Originally posted by Chuckster
According to the engineers I have spoken to at length, the KHJ studio had 3 studios, plus a "mastering" room where they often cut transcription discs.
The large studio - the "radio theatre" - was where they often recorded the big band sessions, i. e. Billy May & Stan Kenton's solo band recordings, the Billy May/Riddle big band sessions with Sinatra and others, etc. As John Palladino explained it, they could place the band on the stage (elevated), and leave Sinatra on the floor. The slap-back echo and overrings produced by the sound of the band on a higher plane than the vocalist gave them a big, "fat" sound (hence the title of Billy May's album, "Big Fat Brass.")
The two smaller studios were used for the intimate recordings you spoke of: things like "Songs for Young Lovers," "Swing Easy," and the small group recordings for "Wee Small Hours." They also used one of the smaller studios for a lot of spoken word and radio-type announcer recording...
It still amazes me how much great sound those early Capitol engineers extracted and preserved with such (comparatively) limited technology at their disposal. Amazing stuff indeed.

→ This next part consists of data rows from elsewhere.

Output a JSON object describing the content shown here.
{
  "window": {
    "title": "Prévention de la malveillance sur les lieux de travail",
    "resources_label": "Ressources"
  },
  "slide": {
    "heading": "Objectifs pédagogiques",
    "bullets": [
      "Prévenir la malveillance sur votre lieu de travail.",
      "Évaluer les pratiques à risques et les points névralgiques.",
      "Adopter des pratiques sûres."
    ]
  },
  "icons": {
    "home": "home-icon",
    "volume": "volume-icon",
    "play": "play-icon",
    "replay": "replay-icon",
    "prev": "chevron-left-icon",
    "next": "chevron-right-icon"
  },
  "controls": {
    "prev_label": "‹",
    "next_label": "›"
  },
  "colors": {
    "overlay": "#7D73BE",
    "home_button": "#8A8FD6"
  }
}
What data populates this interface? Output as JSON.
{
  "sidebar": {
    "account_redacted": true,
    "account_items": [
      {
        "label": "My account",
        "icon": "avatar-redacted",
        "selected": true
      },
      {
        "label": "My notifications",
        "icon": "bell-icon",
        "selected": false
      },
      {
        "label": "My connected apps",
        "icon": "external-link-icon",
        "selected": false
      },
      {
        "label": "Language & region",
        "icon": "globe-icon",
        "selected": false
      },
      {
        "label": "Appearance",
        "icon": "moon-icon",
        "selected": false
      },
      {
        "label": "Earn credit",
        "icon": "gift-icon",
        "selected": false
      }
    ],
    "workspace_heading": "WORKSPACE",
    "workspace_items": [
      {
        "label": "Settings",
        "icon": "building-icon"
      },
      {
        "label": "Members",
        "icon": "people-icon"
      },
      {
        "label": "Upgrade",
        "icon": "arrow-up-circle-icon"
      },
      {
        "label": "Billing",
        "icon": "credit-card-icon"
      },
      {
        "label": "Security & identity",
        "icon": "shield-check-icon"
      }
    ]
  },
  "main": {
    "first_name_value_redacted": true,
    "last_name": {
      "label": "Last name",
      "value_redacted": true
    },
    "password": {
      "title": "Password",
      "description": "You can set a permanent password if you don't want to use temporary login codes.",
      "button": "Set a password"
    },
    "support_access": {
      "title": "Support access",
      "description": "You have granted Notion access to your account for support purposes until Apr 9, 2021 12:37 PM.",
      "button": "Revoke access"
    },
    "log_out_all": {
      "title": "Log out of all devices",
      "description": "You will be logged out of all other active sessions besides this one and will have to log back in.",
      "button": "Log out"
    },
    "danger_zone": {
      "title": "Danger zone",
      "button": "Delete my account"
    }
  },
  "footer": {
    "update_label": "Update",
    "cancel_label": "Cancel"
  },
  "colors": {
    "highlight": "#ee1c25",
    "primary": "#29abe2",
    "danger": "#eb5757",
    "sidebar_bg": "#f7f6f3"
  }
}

There was also a 4th studio at Capitol Melrose - Studio B. John Palladino told me that it wasn't used for that long before they moved to the Tower. He explained that Studio B was like Studio A (the big "Radio Theater" room), but smaller. I think he said maybe about 1/2 the size. He also said he remembered that the first session they did in Melrose Studio B was a Sinatra session, with John Kraus engineering. He didn't know what songs were done though. Would've been sometime in 1955.